START Material to process

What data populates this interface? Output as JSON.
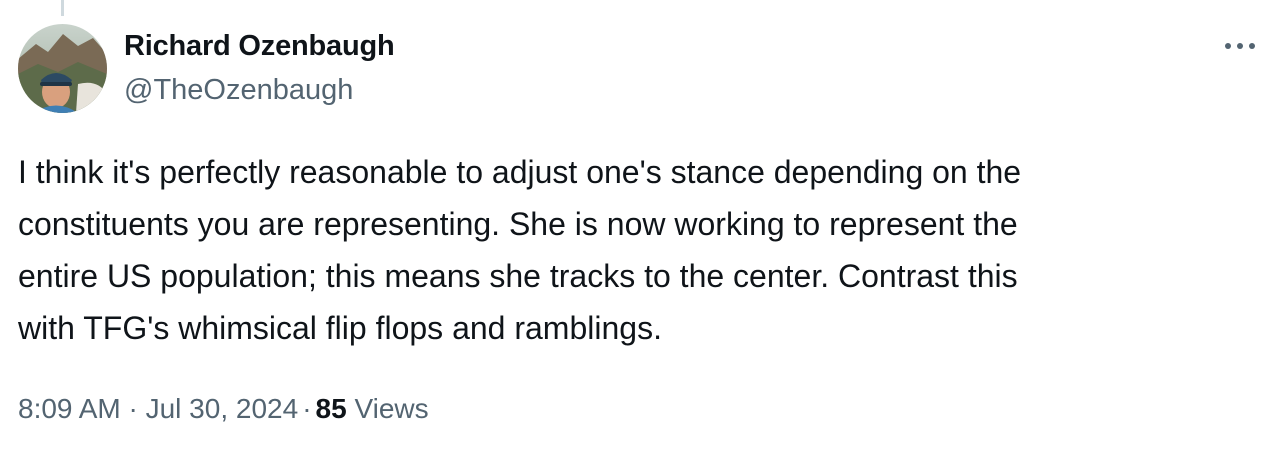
{
  "tweet": {
    "author": {
      "display_name": "Richard Ozenbaugh",
      "handle": "@TheOzenbaugh"
    },
    "text": "I think it's perfectly reasonable to adjust one's stance depending on the\nconstituents you are representing.  She is now working to represent the\nentire US population; this means she tracks to the center. Contrast this\nwith TFG's whimsical flip flops and ramblings.",
    "timestamp": "8:09 AM · Jul 30, 2024",
    "separator": "·",
    "views_count": "85",
    "views_label": "Views",
    "more_icon": "more-horizontal-icon"
  },
  "colors": {
    "primary_text": "#0f1419",
    "secondary_text": "#536471",
    "thread_line": "#cfd9de"
  }
}
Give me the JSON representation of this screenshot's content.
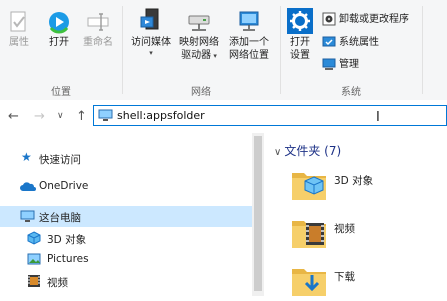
{
  "ribbon": {
    "groups": [
      {
        "label": "位置"
      },
      {
        "label": "网络"
      },
      {
        "label": "系统"
      }
    ],
    "buttons": {
      "properties": "属性",
      "open": "打开",
      "rename": "重命名",
      "access_media": "访问媒体",
      "map_drive_line1": "映射网络",
      "map_drive_line2": "驱动器",
      "add_location_line1": "添加一个",
      "add_location_line2": "网络位置",
      "open_settings_line1": "打开",
      "open_settings_line2": "设置",
      "uninstall": "卸载或更改程序",
      "system_properties": "系统属性",
      "manage": "管理"
    }
  },
  "address": {
    "value": "shell:appsfolder"
  },
  "nav": {
    "items": [
      {
        "label": "快速访问",
        "icon": "star-icon"
      },
      {
        "label": "OneDrive",
        "icon": "cloud-icon"
      },
      {
        "label": "这台电脑",
        "icon": "computer-icon",
        "selected": true
      },
      {
        "label": "3D 对象",
        "icon": "3d-objects-icon"
      },
      {
        "label": "Pictures",
        "icon": "pictures-icon"
      },
      {
        "label": "视频",
        "icon": "video-icon"
      }
    ]
  },
  "content": {
    "section_title": "文件夹 (7)",
    "folders": [
      {
        "label": "3D 对象",
        "icon": "3d-folder-icon"
      },
      {
        "label": "视频",
        "icon": "video-folder-icon"
      },
      {
        "label": "下载",
        "icon": "download-folder-icon"
      }
    ]
  },
  "colors": {
    "accent": "#0078d7",
    "selection": "#cce8ff",
    "section_title": "#1e3287"
  }
}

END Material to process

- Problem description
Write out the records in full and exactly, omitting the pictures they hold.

- The completed task
What data populates this interface? Output as JSON.
{
  "tweet": {
    "author": {
      "display_name": "Richard Ozenbaugh",
      "handle": "@TheOzenbaugh"
    },
    "text": "I think it's perfectly reasonable to adjust one's stance depending on the\nconstituents you are representing.  She is now working to represent the\nentire US population; this means she tracks to the center. Contrast this\nwith TFG's whimsical flip flops and ramblings.",
    "timestamp": "8:09 AM · Jul 30, 2024",
    "separator": "·",
    "views_count": "85",
    "views_label": "Views",
    "more_icon": "more-horizontal-icon"
  },
  "colors": {
    "primary_text": "#0f1419",
    "secondary_text": "#536471",
    "thread_line": "#cfd9de"
  }
}
Give me the JSON representation of this screenshot's content.
{
  "ribbon": {
    "groups": [
      {
        "label": "位置"
      },
      {
        "label": "网络"
      },
      {
        "label": "系统"
      }
    ],
    "buttons": {
      "properties": "属性",
      "open": "打开",
      "rename": "重命名",
      "access_media": "访问媒体",
      "map_drive_line1": "映射网络",
      "map_drive_line2": "驱动器",
      "add_location_line1": "添加一个",
      "add_location_line2": "网络位置",
      "open_settings_line1": "打开",
      "open_settings_line2": "设置",
      "uninstall": "卸载或更改程序",
      "system_properties": "系统属性",
      "manage": "管理"
    }
  },
  "address": {
    "value": "shell:appsfolder"
  },
  "nav": {
    "items": [
      {
        "label": "快速访问",
        "icon": "star-icon"
      },
      {
        "label": "OneDrive",
        "icon": "cloud-icon"
      },
      {
        "label": "这台电脑",
        "icon": "computer-icon",
        "selected": true
      },
      {
        "label": "3D 对象",
        "icon": "3d-objects-icon"
      },
      {
        "label": "Pictures",
        "icon": "pictures-icon"
      },
      {
        "label": "视频",
        "icon": "video-icon"
      }
    ]
  },
  "content": {
    "section_title": "文件夹 (7)",
    "folders": [
      {
        "label": "3D 对象",
        "icon": "3d-folder-icon"
      },
      {
        "label": "视频",
        "icon": "video-folder-icon"
      },
      {
        "label": "下载",
        "icon": "download-folder-icon"
      }
    ]
  },
  "colors": {
    "accent": "#0078d7",
    "selection": "#cce8ff",
    "section_title": "#1e3287"
  }
}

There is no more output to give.